BERLIN (Reuters) - Inflation in the euro zone’s largest economy of Germany slowed in September, but not by enough to support the case for a recession-fighting interest rate cut by the European Central Bank.
Preliminary data showed annual inflation slowed to two percent on seasonal factors such as reduced food and travel costs, matching a Reuters consensus forecast. The measure fell from 2.1 percent in August when it jumped on energy prices.
The European Central Bank aims to keep inflation close to, but just under, 2 percent in the euro zone as a whole.
“Over the past two to three months, there has not been a trend of price easing in Germany which would catch anybody’s attention and influence the debate at the ECB over rates,” said Holger Schmieding at Berenberg Bank.
“The Bundesbank would still say it is at 2 percent, which is the upper limit of where it is allowed to be, so nobody will use it as an argument for a rate cut.”
For much of last year Germany’s inflation rate remained above 2.0 percent, as its economy outperformed that of its peers, fuelling robust wage rises across many sectors.
This posed a dilemma for the ECB, struggling to balance monetary policy for Europe’s largest economy and powerhouse with policy for the struggling southern periphery.
Germany is now beginning to feel more of the pain from the euro zone crisis as weaker demand in austerity-hit countries weighs on exports.
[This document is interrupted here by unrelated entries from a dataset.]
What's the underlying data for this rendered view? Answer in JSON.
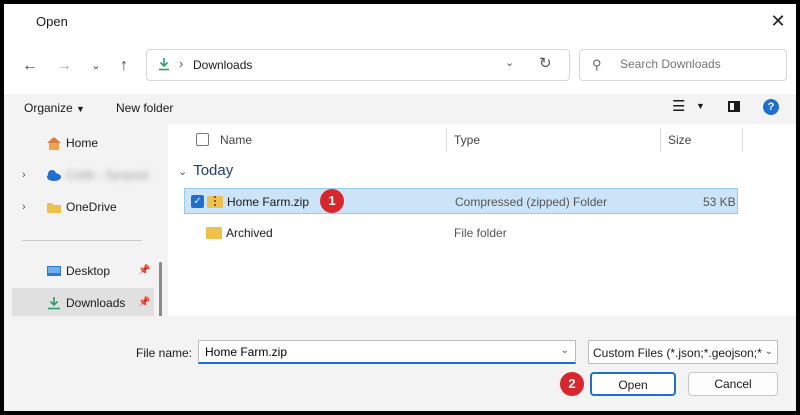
{
  "window": {
    "title": "Open",
    "close_glyph": "✕"
  },
  "nav": {
    "back_icon": "arrow-left-icon",
    "forward_icon": "arrow-right-icon",
    "recent_icon": "chevron-down-icon",
    "up_icon": "arrow-up-icon",
    "breadcrumb": [
      "Downloads"
    ],
    "search_placeholder": "Search Downloads"
  },
  "toolbar": {
    "organize_label": "Organize",
    "new_folder_label": "New folder"
  },
  "sidebar": {
    "items": [
      {
        "label": "Home",
        "icon": "home-icon",
        "expandable": false
      },
      {
        "label": "Cobb - Synpost",
        "icon": "cloud-icon",
        "expandable": true,
        "blurred": true
      },
      {
        "label": "OneDrive",
        "icon": "folder-icon",
        "expandable": true
      },
      {
        "label": "Desktop",
        "icon": "desktop-icon",
        "pinned": true
      },
      {
        "label": "Downloads",
        "icon": "download-icon",
        "pinned": true,
        "active": true
      }
    ]
  },
  "file_list": {
    "columns": [
      "Name",
      "Type",
      "Size"
    ],
    "group": "Today",
    "rows": [
      {
        "name": "Home Farm.zip",
        "type": "Compressed (zipped) Folder",
        "size": "53 KB",
        "selected": true,
        "icon": "zip-folder-icon"
      },
      {
        "name": "Archived",
        "type": "File folder",
        "size": "",
        "selected": false,
        "icon": "folder-icon"
      }
    ]
  },
  "bottom": {
    "file_name_label": "File name:",
    "file_name_value": "Home Farm.zip",
    "filter_value": "Custom Files (*.json;*.geojson;*",
    "open_label": "Open",
    "cancel_label": "Cancel"
  },
  "annotations": {
    "step1": "1",
    "step2": "2"
  },
  "colors": {
    "accent": "#1f6fd1",
    "selection": "#cce4f7",
    "badge": "#d9262c",
    "folder": "#f1c04b"
  }
}
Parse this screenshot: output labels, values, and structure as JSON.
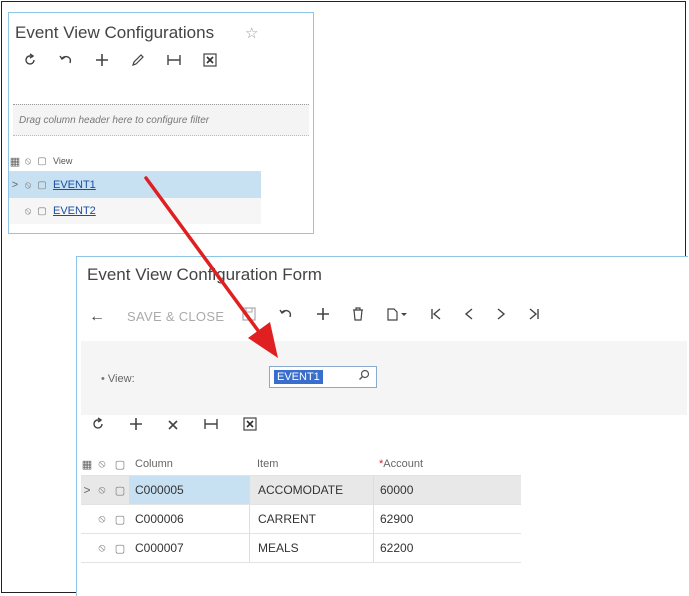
{
  "top_panel": {
    "title": "Event View Configurations",
    "star": "☆",
    "toolbar_icons": [
      "refresh-icon",
      "undo-icon",
      "add-icon",
      "edit-icon",
      "fit-columns-icon",
      "export-excel-icon"
    ],
    "filter_hint": "Drag column header here to configure filter",
    "grid": {
      "header": "View",
      "rows": [
        {
          "expander": ">",
          "value": "EVENT1",
          "selected": true
        },
        {
          "expander": "",
          "value": "EVENT2",
          "selected": false
        }
      ]
    }
  },
  "bottom_panel": {
    "title": "Event View Configuration Form",
    "toolbar": {
      "back": "←",
      "save_close": "SAVE & CLOSE",
      "icons": [
        "save-icon",
        "undo-icon",
        "add-icon",
        "delete-icon",
        "copy-paste-icon",
        "first-icon",
        "previous-icon",
        "next-icon",
        "last-icon"
      ]
    },
    "form": {
      "view_label": "View:",
      "view_value": "EVENT1"
    },
    "grid_toolbar": [
      "refresh-icon",
      "add-icon",
      "delete-icon",
      "fit-columns-icon",
      "export-excel-icon"
    ],
    "grid": {
      "headers": {
        "column": "Column",
        "item": "Item",
        "account": "Account",
        "account_required": "*"
      },
      "rows": [
        {
          "column": "C000005",
          "item": "ACCOMODATE",
          "account": "60000",
          "expander": ">"
        },
        {
          "column": "C000006",
          "item": "CARRENT",
          "account": "62900",
          "expander": ""
        },
        {
          "column": "C000007",
          "item": "MEALS",
          "account": "62200",
          "expander": ""
        }
      ]
    }
  },
  "colors": {
    "accent": "#8ec5e8",
    "selected_row": "#c7e1f3",
    "link": "#1a4fa0",
    "arrow": "#e02020",
    "input_highlight": "#3a6ecc"
  }
}
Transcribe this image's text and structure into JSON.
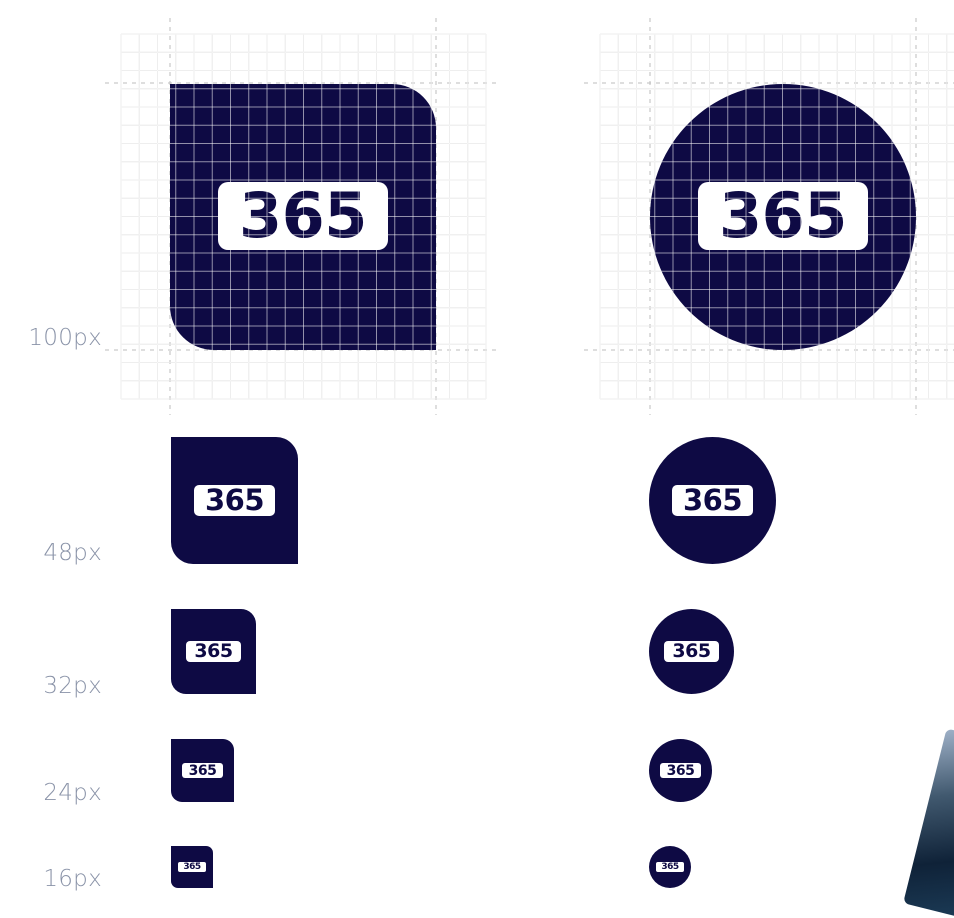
{
  "badge_text": "365",
  "colors": {
    "brand": "#0e0a44",
    "badge": "#ffffff",
    "grid": "#d6d6d6",
    "label": "#8a93a8"
  },
  "sizes": [
    {
      "label": "100px"
    },
    {
      "label": "48px"
    },
    {
      "label": "32px"
    },
    {
      "label": "24px"
    },
    {
      "label": "16px"
    }
  ],
  "shapes": [
    "rounded-square",
    "circle"
  ]
}
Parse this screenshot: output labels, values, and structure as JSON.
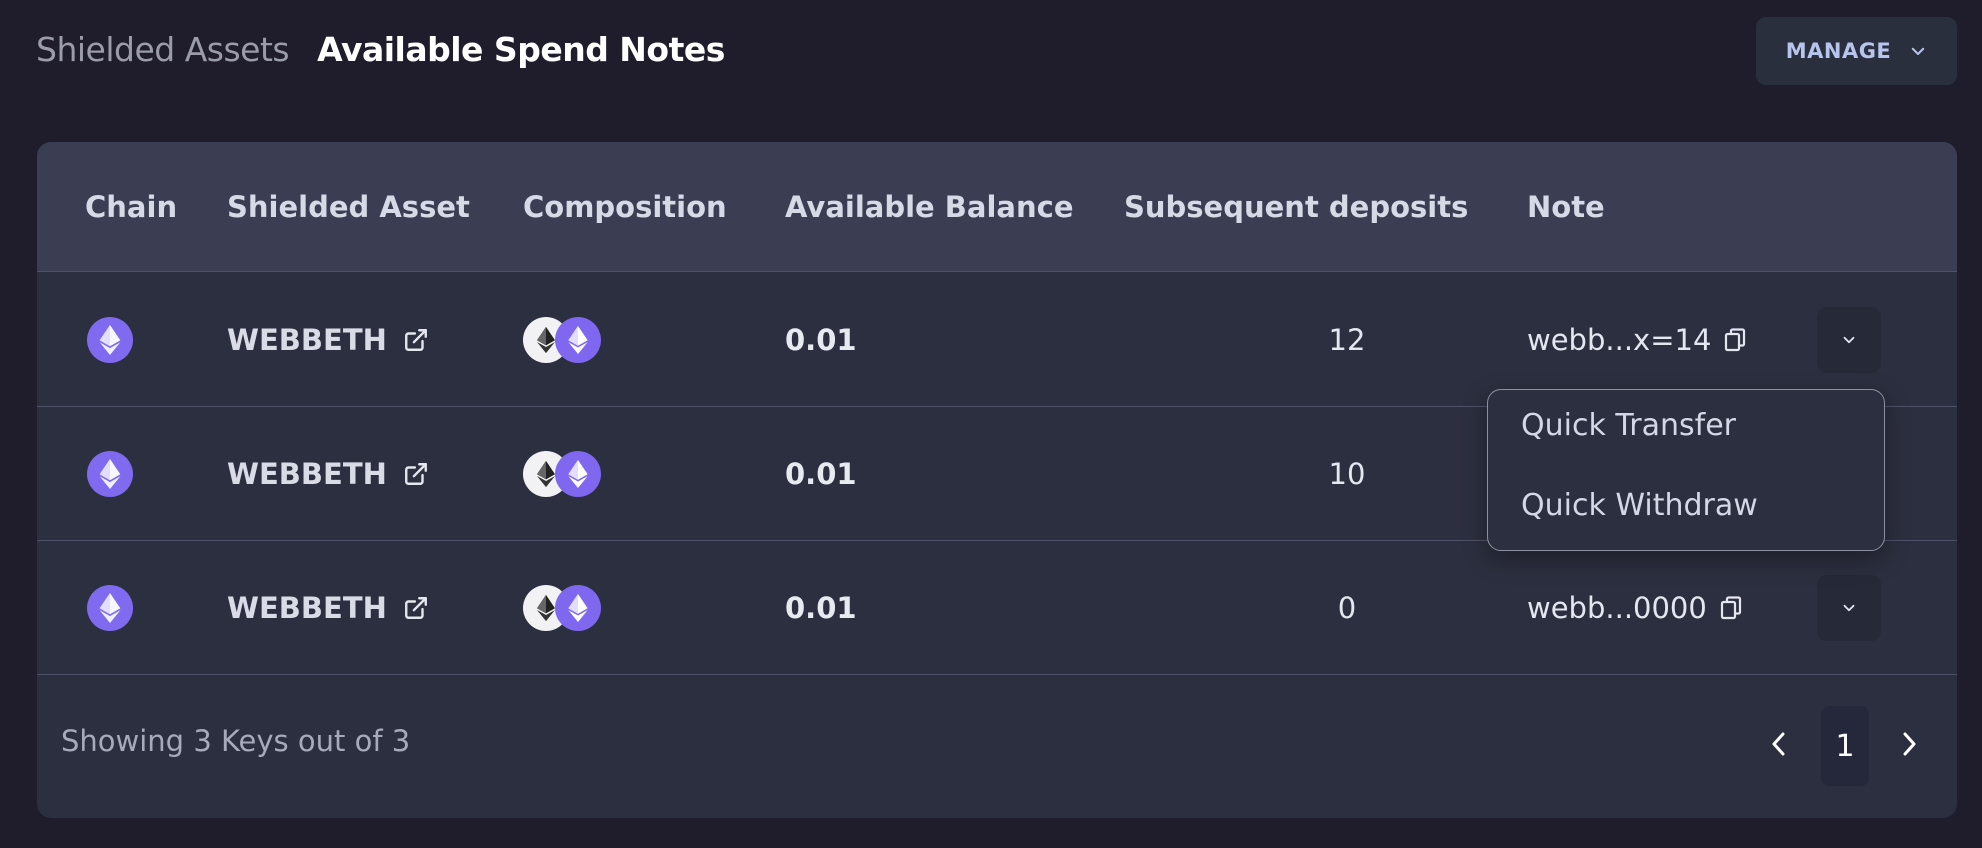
{
  "header": {
    "tab_inactive": "Shielded Assets",
    "tab_active": "Available Spend Notes",
    "manage_label": "MANAGE"
  },
  "table": {
    "columns": [
      "Chain",
      "Shielded Asset",
      "Composition",
      "Available Balance",
      "Subsequent deposits",
      "Note"
    ],
    "rows": [
      {
        "chain_icon": "ethereum-icon",
        "asset": "WEBBETH",
        "balance": "0.01",
        "deposits": "12",
        "note": "webb...x=14"
      },
      {
        "chain_icon": "ethereum-icon",
        "asset": "WEBBETH",
        "balance": "0.01",
        "deposits": "10",
        "note": ""
      },
      {
        "chain_icon": "ethereum-icon",
        "asset": "WEBBETH",
        "balance": "0.01",
        "deposits": "0",
        "note": "webb...0000"
      }
    ]
  },
  "dropdown": {
    "items": [
      "Quick Transfer",
      "Quick Withdraw"
    ]
  },
  "footer": {
    "showing_text": "Showing 3 Keys out of 3",
    "current_page": "1"
  },
  "colors": {
    "background": "#1f1d2b",
    "card": "#2c2f3f",
    "header_row": "#3b3e52",
    "accent_purple": "#7f6af0",
    "manage_text": "#b7c4ee"
  }
}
A survey on Monday showed business sentiment dropped for a fifth straight month in September, raising fears of a recession.
But economists said inflation, which regained momentum in August after briefly dipping below the 2 percent mark in the summer, looked unlikely to ease sustainably any time soon. Energy and food prices, as well as the ECB’s policies and a pickup in the economy, all risked fuelling price pressures.
“We are sticking to our forecasts for inflation of 2.0 percent this year and 2.1 percent next year, but we do also see upward risk at the moment,” said Thilo Heidrich at Postbank, mentioning oil and food prices, which “could rise due to many droughts in various parts of the world”.
Oil prices have shot up since June with international sanctions hitting Iranian exports and the U.S. central bank launching fresh stimulus measures, which tend to boost commodities.
Meanwhile, food prices have risen after the worst drought in half a century in the United States and poor crops from the Black Sea bread basket hit corn, wheat and soybean supplies.
Berlin and the Bundesbank have hinted they would tolerate higher prices as long as euro-wide inflation remains under control. That could help ailing euro zone countries boost their competitiveness.
But a Reuters poll of 41 economists shows data due to be released on Friday will likely show euro zone prices rose 2.5 percent in September.
The ECB kept its main refinancing rate at a record low of 0.75 percent at its September policy meeting, and ECB Executive Board member Benoit Coeure on Sunday downplayed expectations for a near-term rate cut, saying recent economic and inflation data do not justify it and confidence was returning.
On a monthly basis, German consumer prices were unchanged in September, according to the preliminary data from the Federal Statistics Office.
Consumer prices harmonized to compare with other European Union countries were unchanged on the month and rose 2.1 percent on the year, down from 2.2 percent in August.
The Statistics Office’s preliminary inflation calculations are based on data contributed by six German states. Final German price data for September are due to be released on October 11, the office said.
Inflation had only accelerated in one of the six states, in Baden-Wuerttemberg, for the most part slowing on lower food and travel costs.
Additional Reporting by Klaus Lauer, Editing by Gareth Jones and Toby Chopra